Leading an Effective and Efficient Powder Coating Operation
Axalta Coating Systems’ Mike Withers has some sound advice for an inexperienced painter who’s been charged with running a powder line.
Q: I’ve been put in charge of a powder coating line at my facility, and I have no paint experience. What do I need to know to lead an effective and efficient operation?
A: Let’s start with the basics: Powder coating parts is essentially a system in which a metal substrate is to receive a powder coating. First, most steel parts will be coated with some type of rust preventative, which must be removed. If the substrate is not steel, there are individual challenges that need to be addressed for those other metals. Often, parts also receive a conversion coating that enhances corrosion performance and improves powder coating adhesion. After that, the part is oven-dried, and the powder coating is applied in an electrostatic system. This makes the powder stick to the part long enough to get it into the oven, where it can then fully cure. After cooling, the part is removed and packaged to prevent damage, and then transported to the next process for assembly, either inside or outside your plant.
To get the best performance from the powder coating, individual components of your system must be within operating specification. I would first recommend that you contact your suppliers for both pretreatment and powder coating and:
- Request training on individual products. As them to explain how things are supposed to run and how to fix anything that might be out of specification.
- Ask the technical service reps to audit your system and identify any issues that need to be addressed. Ask how your company has responded to their recommendations in the past; if it did not respond favorably, don’t repeat that mistake. Your suppliers want you to be successful.
- Ask them to help establish written work procedures and to train your operators.
As a supervisor of a coating line, you must understand everyone’s work procedures to know when they are following them and when they are not. For example, it is important that you know how to titrate your pretreatment line and occasionally perform the testing yourself to verify that your operator is properly doing his or her job correctly.
Additionally, there are other important questions to ask yourself if you really want to achieve an effective and efficient operation. Are your employees using personal protective equipment (PPE)? Safety in the workspace is important for everyone. Too often, I have seen applicators spraying powder without wearing even a dust mask. (I’ll often suggest they blow their noses into a tissue to see how much of the plastic dust they are breathing in.) People all too often aren’t voluntarily following PPE requirements, and only do so when forced. Also, how well is the lighting in the application area? People cannot coat what they can’t see.
If your parts are quite heavy, there are many machines that can assist in hanging them on and removing them from the line. If you have lots of little parts, it may be a good idea to build a rack to hang and hold them offline, and then place the full rack on the line. Racking is critical to getting good parts. Parts also can be blown off in a washer if they aren’t adequately secured. If you hang 1,000 parts, the expectation is that you will get 1,000 parts off the line. Additionally, if you have a larger window in the system, like 3 feet wide by 5 feet high, and you are hanging only a single 1-foot-by-1-foot part on an individual hook, you are missing a huge opportunity to hang more parts in the same space. Racking allows you to 1) coat parts faster, so you can move on to another color or another customer’s parts, and 2) significantly improve first-pass transfer efficiency. If you spray to waste, then this is very important; even if you reclaim, it makes a difference in applied cost.

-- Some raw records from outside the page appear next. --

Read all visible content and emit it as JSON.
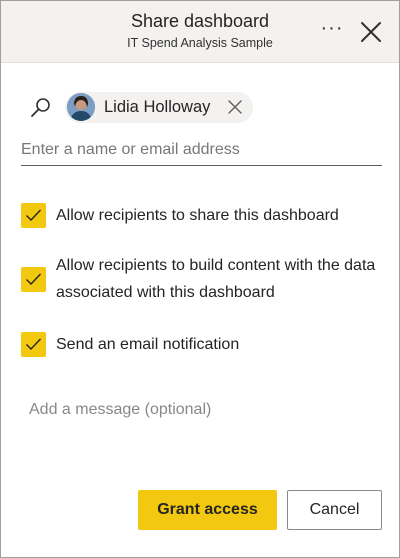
{
  "dialog": {
    "title": "Share dashboard",
    "subtitle": "IT Spend Analysis Sample",
    "more_label": "···",
    "close_icon": "close-icon"
  },
  "recipients": {
    "search_icon": "search-icon",
    "chips": [
      {
        "name": "Lidia Holloway",
        "avatar": "avatar-photo",
        "remove_icon": "dismiss-icon"
      }
    ],
    "input_placeholder": "Enter a name or email address",
    "input_value": ""
  },
  "options": [
    {
      "label": "Allow recipients to share this dashboard",
      "checked": true
    },
    {
      "label": "Allow recipients to build content with the data associated with this dashboard",
      "checked": true
    },
    {
      "label": "Send an email notification",
      "checked": true
    }
  ],
  "message": {
    "placeholder": "Add a message (optional)",
    "value": ""
  },
  "actions": {
    "grant_label": "Grant access",
    "cancel_label": "Cancel"
  },
  "colors": {
    "accent": "#f2c811",
    "header_bg": "#f3f2f1",
    "border": "#a19f9d"
  }
}
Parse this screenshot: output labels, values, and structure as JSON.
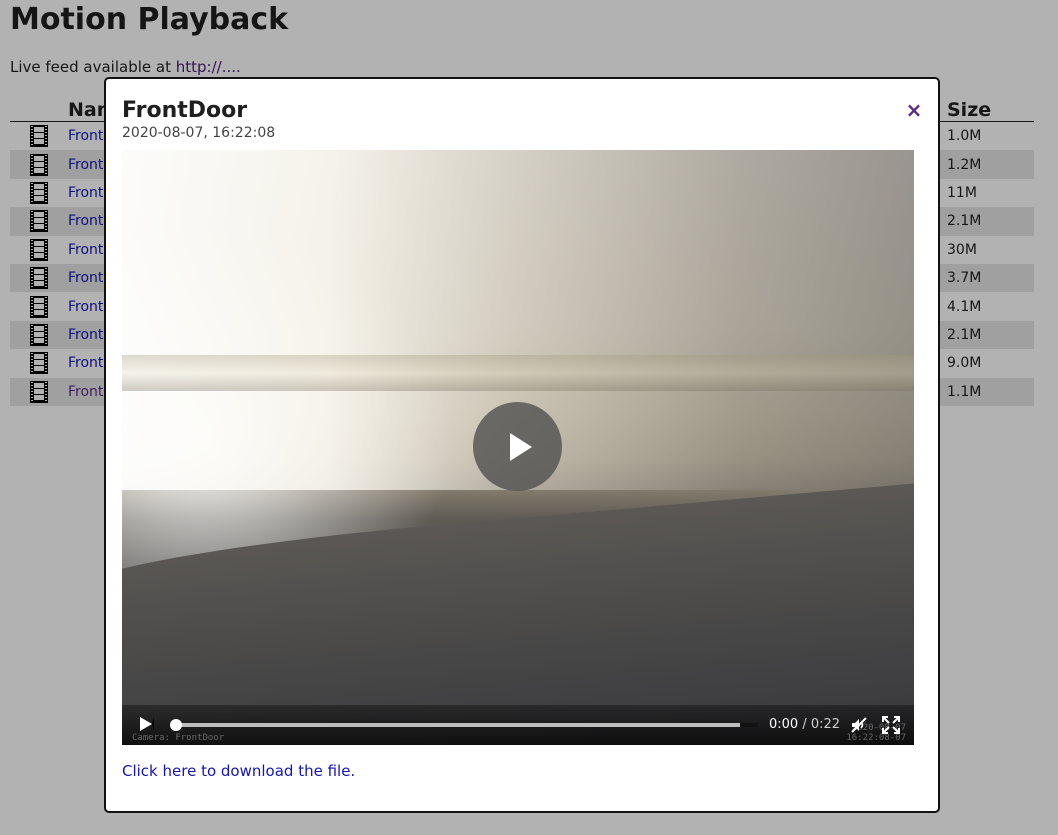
{
  "page": {
    "title": "Motion Playback",
    "live_prefix": "Live feed available at ",
    "live_link": "http://...."
  },
  "table": {
    "headers": {
      "icon": "",
      "name": "Name",
      "size": "Size"
    },
    "rows": [
      {
        "name": "Front",
        "size": "1.0M",
        "visited": false
      },
      {
        "name": "Front",
        "size": "1.2M",
        "visited": false
      },
      {
        "name": "Front",
        "size": "11M",
        "visited": false
      },
      {
        "name": "Front",
        "size": "2.1M",
        "visited": false
      },
      {
        "name": "Front",
        "size": "30M",
        "visited": false
      },
      {
        "name": "Front",
        "size": "3.7M",
        "visited": false
      },
      {
        "name": "Front",
        "size": "4.1M",
        "visited": false
      },
      {
        "name": "Front",
        "size": "2.1M",
        "visited": false
      },
      {
        "name": "Front",
        "size": "9.0M",
        "visited": false
      },
      {
        "name": "Front",
        "size": "1.1M",
        "visited": true
      }
    ]
  },
  "modal": {
    "title": "FrontDoor",
    "subtitle": "2020-08-07, 16:22:08",
    "close_label": "×",
    "download_label": "Click here to download the file.",
    "video": {
      "current_time": "0:00",
      "separator": " / ",
      "duration": "0:22",
      "progress": 0.0,
      "muted": true,
      "overlay_camera": "Camera: FrontDoor",
      "overlay_date": "2020-08-07",
      "overlay_time": "16:22:08-07"
    }
  },
  "icons": {
    "file_row": "film-icon",
    "close": "close-icon",
    "play": "play-icon",
    "mute": "muted-speaker-icon",
    "fullscreen": "fullscreen-icon"
  },
  "colors": {
    "link": "#1515b5",
    "visited_link": "#5a2b8a",
    "close": "#5a2b8a",
    "row_stripe": "#e6e6e6"
  }
}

powder is electrostatically applied and requires a good ground to make the powder stick.
In my opinion, the most important tool for a coating operation is a film thickness gage. I’ve traveled all over the country to many facilities and far too often see operations that don’t measure film builds, and this seems odd to me. Everything your end customer wants in terms of coating performance and appearance relies on the coating having the correct film build and being fully cured.
Your powder coating supplier should provide technical data sheets (TDSs) that tell you the performance characteristics of specific powder coatings. These will also tell you the recommended film thicknesses and cure schedules. If you apply too much powder coating, you will be wasting money. If too little, you will have premature corrosion or off-color concerns. Follow their recommendations for film build, measuring with the film thickness gage discussed earlier. And note: Check film thickness on ambient-temperature parts only; never measure on hot parts coming out of the oven.
To futher help with getting the right film build, it helps to document your gun settings for each part you coat. If your booth is not in an environmentally controlled room, your application conditions will likely change almost daily, maybe even hourly. Powder reacts differently in 90°F and 90 percent relative humidity than it does in 35°F and 20 percent RH Use your documented settings as the starting point to coat parts, then adjust as needed.
I hope this helps some of you who are new to powder coating. You can also seek out training from the Powder Coating Institute. Lastly and most importantly, ask your suppliers for help. Your success and theirs are linked.
Mike Withers is architectural segment leader and electrocoat segment leader in the Powder Group at Axalta Coating Systems.
Question: What methods are available for removing cured powder coatings, and what are the pros and cons of these methods?
The year 2020 will be here before you know it, signaling the beginning of a new decade and bringing changes to the world as we know it.
Metal fabricators that laser-cut with oxygen take steps to prepare parts better for powder coating.